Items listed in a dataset
^^^^^^^^^^^^^^^^

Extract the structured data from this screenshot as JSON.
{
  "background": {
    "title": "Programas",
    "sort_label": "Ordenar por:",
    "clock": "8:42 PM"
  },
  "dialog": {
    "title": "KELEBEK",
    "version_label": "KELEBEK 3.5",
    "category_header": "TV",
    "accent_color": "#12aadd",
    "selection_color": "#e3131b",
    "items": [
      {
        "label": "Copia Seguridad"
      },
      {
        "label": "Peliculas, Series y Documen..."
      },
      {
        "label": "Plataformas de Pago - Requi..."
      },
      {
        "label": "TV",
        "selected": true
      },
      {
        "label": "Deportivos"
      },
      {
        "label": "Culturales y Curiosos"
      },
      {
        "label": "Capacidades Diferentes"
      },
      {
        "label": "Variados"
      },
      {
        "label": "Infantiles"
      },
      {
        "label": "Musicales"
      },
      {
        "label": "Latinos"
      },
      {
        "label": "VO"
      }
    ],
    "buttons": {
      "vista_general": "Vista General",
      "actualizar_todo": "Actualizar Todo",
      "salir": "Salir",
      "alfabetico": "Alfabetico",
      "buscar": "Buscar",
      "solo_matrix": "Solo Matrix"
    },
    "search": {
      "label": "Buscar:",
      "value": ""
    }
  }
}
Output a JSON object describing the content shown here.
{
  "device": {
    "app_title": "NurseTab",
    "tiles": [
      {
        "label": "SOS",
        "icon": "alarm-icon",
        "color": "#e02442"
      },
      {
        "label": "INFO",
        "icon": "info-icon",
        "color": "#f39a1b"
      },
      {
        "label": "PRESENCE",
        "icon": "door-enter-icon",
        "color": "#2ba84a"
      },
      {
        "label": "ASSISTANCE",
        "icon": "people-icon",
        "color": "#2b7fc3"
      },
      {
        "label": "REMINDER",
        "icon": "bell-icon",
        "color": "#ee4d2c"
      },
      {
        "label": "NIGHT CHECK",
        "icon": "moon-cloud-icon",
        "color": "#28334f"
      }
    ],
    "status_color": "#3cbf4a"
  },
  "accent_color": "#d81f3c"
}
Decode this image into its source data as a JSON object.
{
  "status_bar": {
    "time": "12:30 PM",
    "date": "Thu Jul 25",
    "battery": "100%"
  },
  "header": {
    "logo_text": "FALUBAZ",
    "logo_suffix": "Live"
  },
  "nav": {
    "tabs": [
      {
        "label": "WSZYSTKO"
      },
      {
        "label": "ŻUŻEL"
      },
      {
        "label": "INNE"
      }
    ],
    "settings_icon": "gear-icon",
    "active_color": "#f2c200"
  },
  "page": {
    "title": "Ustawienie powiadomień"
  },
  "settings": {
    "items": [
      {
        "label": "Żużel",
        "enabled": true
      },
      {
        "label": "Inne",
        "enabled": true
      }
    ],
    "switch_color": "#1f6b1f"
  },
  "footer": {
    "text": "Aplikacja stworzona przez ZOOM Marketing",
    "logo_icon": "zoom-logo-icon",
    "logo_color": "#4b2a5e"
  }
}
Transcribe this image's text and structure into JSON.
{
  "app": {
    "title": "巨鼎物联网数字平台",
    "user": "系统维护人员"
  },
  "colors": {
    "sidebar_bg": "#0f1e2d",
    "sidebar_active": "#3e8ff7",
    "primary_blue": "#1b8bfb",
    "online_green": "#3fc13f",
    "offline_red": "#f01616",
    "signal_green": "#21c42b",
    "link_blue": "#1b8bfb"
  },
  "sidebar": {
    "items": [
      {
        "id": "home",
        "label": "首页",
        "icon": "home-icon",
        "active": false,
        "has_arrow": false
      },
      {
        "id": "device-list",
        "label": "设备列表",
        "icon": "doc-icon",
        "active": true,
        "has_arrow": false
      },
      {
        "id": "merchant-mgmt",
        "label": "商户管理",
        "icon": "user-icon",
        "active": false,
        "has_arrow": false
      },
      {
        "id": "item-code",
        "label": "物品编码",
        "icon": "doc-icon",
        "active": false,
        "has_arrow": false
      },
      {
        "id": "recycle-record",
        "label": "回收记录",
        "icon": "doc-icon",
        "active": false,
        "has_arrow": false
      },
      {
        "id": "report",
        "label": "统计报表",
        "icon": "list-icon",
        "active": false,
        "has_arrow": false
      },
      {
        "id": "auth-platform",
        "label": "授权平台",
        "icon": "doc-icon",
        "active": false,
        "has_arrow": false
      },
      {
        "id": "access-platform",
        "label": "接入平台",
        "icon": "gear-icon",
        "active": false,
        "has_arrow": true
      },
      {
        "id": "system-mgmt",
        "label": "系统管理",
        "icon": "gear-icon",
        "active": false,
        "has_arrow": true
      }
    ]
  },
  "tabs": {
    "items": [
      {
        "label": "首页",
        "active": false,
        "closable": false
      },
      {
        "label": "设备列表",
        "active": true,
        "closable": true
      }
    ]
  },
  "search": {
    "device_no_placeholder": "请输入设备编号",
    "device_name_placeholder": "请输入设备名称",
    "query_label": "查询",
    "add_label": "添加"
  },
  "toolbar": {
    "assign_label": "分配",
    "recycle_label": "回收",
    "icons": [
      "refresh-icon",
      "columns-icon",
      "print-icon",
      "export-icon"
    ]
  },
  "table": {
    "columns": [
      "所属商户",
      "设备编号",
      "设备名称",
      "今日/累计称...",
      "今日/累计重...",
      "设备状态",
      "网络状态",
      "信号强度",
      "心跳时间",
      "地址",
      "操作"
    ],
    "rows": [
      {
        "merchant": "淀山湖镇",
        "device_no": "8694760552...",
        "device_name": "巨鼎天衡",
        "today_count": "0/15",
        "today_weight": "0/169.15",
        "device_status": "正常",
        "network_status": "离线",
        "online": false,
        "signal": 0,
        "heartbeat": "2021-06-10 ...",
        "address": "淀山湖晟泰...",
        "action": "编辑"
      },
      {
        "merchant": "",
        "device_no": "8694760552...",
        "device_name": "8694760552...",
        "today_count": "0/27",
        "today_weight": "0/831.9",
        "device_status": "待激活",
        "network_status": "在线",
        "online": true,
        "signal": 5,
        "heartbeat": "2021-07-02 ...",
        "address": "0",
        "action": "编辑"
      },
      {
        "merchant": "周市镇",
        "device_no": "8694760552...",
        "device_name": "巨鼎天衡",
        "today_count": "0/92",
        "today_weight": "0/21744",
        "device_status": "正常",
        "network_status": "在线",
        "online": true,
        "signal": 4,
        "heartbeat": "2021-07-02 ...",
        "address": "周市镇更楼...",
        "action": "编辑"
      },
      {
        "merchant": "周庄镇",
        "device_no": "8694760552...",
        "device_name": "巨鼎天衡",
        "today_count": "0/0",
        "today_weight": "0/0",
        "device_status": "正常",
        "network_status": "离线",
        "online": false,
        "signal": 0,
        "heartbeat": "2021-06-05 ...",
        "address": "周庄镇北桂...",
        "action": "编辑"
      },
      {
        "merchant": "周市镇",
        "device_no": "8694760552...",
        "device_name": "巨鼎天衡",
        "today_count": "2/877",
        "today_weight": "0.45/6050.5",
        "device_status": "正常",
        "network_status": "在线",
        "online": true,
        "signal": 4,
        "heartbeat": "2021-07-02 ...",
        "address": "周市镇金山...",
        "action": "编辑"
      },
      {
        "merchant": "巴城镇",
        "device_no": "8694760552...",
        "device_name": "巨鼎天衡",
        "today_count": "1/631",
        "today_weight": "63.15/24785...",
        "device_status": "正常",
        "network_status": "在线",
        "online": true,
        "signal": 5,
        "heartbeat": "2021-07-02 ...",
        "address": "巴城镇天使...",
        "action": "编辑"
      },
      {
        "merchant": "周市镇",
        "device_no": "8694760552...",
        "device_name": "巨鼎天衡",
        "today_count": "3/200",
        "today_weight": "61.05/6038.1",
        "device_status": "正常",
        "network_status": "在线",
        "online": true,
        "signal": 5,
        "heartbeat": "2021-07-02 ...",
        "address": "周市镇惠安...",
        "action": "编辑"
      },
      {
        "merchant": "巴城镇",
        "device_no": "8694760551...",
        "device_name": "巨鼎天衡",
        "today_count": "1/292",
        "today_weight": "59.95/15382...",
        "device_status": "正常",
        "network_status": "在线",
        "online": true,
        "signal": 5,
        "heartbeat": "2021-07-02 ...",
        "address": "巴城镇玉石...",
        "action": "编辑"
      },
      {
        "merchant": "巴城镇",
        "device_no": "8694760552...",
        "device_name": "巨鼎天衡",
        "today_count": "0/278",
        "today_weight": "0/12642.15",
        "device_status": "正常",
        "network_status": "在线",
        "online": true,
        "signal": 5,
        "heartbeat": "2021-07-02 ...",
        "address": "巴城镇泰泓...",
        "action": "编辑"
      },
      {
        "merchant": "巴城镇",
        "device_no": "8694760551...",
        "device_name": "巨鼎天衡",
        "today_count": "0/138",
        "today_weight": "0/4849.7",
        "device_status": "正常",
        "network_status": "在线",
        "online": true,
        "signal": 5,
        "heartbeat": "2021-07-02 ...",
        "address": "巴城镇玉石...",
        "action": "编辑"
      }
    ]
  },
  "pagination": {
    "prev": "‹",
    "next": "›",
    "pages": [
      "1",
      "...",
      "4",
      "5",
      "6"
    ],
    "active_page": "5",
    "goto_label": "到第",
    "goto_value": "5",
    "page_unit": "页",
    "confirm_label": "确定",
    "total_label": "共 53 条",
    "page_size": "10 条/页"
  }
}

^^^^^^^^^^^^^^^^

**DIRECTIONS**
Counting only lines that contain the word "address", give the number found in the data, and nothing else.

**ANSWER TO THE PROBLEM**
10